To see the self as a state, as well as an internal object, is a perspective that Joni Brenner has been evolving for some time. She has evolved it, moreover, in a strangely driven dialogue with her only model, Wilson Mootane. Part of what has been at stake all along, moreover, is Wilson's blackness and her whiteness. Somatic contrasts have been part of the complicating argument all the time, and there is a kind of eroticism in the Pygmalion-like engagement of artist and model in their 17-year relationship. (Interestingly, there are parallels here with the work of other Johannesburg artists, in the 1990s "history paintings" of Penny Siopis, for example, which also depends on the artist's long relationship with Dora, her sitter.)
Finally, though, as Brenner admits in her essays in this volume, the face of death has also always been a partner in the relationship. The only other human object that has been an artistic subject for her in the past two decades is a skull that she has painted repeatedly.
The ancient Fayoum death portraits speak volumes about the relationship between death and representation. They consist of a naturalistic but conventionalized encaustic wax portrait on limewood laid as a final ground over the shriveled, mummified corpse. Representation guards us against the appeal of the death instinct, and nudges us out of the cycle of melancholic repetition, away from the horror vacui of the corpse.
But there may be another way of seeing it. In his book The Gaze of Orpheus Maurice Blanchot compares the moments of Orphic obscurity in lyric poetry to "the strangeness of a cadaver". Once it is uncannily represented, in other words, the skull beneath the skin may be a rich source of poetic complexity. This connection with the strangeness and liquidity of the dead, and our representational mourning, has driven much of the argument in Brenner's recent oeuvre. Before now, she has insisted that her work is not ‘portraiture' per se, but a dialogue with that genre. It is interesting to me that at the very moment of the death of her principal model, her position has changed. She allows that the beautifully obscure, Orphic works she has produced in studio dialogues with this man are in fact portraits of him, because, in the wake of his passing, and as though time may flow backwards, they have a presence and fullness that was not there before.
It is as though the logic of the portrait has only now been allowed to complete itself in Brenner's work, to be uttered, as it were, as an act of identity rather than philosophical abstraction. This sense of completion plays itself out in the two works of mourning for Wilson: Written, and The World Was Silent. In both, the addition of support elements to existing portraits (a black panel in the former, making up a left to right logic, and an adamantine plinth in the latter, forming a vertical body) brings the argument to a close.

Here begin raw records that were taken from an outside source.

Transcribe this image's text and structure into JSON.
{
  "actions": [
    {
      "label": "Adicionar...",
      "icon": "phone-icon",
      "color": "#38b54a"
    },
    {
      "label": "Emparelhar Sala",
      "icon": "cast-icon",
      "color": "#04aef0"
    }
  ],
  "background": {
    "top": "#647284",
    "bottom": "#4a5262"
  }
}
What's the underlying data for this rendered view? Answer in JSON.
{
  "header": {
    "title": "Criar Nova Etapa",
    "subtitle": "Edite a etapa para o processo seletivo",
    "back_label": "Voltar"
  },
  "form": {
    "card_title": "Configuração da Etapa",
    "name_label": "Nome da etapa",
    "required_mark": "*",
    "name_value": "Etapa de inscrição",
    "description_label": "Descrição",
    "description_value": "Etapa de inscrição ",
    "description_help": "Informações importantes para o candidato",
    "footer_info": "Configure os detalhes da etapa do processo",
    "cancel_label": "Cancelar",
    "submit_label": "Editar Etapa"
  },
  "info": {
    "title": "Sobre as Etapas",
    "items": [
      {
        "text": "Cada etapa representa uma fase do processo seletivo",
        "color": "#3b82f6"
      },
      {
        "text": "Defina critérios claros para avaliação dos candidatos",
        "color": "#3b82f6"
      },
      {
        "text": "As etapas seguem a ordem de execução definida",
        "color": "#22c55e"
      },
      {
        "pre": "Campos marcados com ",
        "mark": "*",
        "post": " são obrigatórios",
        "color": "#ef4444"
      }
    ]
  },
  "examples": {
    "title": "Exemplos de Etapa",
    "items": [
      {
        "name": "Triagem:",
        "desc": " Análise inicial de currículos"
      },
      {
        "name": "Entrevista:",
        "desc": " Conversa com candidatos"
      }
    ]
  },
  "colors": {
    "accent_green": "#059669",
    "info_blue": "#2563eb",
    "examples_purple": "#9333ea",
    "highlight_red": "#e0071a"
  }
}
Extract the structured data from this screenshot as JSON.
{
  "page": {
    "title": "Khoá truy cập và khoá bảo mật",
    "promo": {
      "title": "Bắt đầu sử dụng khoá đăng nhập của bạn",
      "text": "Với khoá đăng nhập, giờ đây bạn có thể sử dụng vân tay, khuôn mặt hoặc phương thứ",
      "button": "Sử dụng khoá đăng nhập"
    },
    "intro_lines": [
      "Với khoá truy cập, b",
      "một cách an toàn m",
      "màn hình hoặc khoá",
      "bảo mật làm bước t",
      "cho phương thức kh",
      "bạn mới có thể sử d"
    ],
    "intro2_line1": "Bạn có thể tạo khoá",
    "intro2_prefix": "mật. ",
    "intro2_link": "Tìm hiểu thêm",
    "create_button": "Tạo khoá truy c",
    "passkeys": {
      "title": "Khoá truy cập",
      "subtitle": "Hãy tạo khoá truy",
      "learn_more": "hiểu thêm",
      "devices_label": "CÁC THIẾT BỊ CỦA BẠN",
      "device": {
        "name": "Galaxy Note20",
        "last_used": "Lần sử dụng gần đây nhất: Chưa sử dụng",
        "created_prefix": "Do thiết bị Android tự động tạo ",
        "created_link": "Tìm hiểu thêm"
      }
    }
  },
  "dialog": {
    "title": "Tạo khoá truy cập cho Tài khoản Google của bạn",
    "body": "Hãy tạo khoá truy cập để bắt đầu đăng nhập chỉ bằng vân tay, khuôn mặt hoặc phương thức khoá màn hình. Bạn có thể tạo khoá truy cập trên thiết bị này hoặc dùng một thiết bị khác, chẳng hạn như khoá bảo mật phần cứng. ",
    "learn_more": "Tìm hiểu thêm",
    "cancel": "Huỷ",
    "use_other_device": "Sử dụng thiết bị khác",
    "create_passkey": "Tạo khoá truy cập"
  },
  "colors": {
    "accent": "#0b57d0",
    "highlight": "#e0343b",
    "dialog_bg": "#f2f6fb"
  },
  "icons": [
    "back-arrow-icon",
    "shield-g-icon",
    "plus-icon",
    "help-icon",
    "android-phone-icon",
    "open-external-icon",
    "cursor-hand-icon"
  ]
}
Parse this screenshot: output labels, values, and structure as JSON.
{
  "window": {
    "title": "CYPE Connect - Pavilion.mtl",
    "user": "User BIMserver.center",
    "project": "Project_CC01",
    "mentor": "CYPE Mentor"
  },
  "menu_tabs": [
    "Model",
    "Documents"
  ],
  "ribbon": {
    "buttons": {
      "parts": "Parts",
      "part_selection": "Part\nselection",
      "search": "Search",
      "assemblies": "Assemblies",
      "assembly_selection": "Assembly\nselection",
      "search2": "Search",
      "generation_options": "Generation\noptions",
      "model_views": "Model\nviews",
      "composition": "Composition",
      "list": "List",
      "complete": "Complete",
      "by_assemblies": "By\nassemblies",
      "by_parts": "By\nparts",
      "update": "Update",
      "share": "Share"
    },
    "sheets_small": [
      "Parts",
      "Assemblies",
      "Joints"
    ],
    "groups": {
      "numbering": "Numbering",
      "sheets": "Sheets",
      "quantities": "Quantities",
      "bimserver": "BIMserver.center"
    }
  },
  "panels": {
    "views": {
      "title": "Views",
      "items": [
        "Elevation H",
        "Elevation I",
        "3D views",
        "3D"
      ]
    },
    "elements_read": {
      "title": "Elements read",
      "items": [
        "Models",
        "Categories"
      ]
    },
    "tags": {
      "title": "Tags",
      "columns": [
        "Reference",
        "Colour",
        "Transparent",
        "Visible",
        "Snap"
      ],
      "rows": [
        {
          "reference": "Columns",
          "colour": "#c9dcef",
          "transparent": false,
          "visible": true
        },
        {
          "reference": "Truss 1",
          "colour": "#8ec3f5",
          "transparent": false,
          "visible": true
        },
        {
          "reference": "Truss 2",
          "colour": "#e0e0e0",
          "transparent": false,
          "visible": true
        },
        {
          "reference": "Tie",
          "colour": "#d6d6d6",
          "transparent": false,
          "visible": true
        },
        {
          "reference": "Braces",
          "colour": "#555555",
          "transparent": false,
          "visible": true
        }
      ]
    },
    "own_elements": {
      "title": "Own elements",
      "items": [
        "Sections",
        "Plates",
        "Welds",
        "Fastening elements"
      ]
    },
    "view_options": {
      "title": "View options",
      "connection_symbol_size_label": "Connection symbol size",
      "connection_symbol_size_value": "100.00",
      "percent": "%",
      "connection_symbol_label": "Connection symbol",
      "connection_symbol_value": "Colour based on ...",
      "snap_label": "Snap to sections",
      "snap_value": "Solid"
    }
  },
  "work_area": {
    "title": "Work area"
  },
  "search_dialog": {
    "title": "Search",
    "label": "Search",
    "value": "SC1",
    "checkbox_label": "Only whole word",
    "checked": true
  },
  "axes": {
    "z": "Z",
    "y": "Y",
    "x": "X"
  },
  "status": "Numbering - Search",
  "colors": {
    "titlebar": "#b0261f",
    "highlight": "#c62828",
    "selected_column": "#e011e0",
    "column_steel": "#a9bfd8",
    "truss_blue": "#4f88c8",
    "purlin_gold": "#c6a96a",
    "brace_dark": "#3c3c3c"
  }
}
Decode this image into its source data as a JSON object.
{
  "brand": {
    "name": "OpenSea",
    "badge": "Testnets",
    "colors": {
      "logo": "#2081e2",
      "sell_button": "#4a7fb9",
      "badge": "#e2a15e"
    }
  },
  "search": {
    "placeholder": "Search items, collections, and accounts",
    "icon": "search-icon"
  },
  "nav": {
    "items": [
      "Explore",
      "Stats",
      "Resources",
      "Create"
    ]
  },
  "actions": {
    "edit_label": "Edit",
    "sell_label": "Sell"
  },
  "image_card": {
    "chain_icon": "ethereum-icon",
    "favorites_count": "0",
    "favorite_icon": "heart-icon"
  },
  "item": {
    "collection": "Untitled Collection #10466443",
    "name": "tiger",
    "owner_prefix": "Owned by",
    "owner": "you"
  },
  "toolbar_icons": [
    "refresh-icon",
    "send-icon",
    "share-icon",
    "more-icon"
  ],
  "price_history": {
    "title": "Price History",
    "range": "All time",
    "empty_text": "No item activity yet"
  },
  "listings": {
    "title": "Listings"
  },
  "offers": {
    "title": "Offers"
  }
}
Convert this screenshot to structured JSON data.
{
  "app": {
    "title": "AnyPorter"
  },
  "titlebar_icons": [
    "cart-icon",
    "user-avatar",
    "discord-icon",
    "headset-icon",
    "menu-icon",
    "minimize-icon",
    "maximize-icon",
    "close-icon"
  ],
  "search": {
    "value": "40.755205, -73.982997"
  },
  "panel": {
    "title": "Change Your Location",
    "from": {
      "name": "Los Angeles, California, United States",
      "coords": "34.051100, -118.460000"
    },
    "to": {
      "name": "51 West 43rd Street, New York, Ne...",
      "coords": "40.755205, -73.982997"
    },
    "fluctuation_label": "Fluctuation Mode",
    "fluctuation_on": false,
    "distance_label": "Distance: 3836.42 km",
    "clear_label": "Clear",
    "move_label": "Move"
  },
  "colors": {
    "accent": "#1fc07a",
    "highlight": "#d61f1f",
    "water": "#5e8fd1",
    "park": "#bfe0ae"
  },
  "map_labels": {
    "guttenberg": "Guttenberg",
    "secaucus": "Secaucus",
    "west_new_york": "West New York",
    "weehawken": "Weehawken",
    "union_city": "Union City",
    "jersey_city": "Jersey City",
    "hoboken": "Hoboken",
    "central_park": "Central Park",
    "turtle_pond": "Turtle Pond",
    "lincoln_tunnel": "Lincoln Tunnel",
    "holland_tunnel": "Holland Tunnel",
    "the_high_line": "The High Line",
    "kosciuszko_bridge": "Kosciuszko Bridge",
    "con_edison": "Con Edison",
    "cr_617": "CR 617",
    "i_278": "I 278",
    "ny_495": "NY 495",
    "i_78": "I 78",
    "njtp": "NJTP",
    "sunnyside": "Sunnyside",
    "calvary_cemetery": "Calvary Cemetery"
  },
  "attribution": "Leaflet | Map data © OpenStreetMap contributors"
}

It is as though a sheet had been lifted on the corpse for a while, and is now allowed gently to drop. To stare into the hollow face of the cadaver, it seems, may cause us to remake our worldly philosophies; with enough time, and rendition, however, that stare may become more bearable.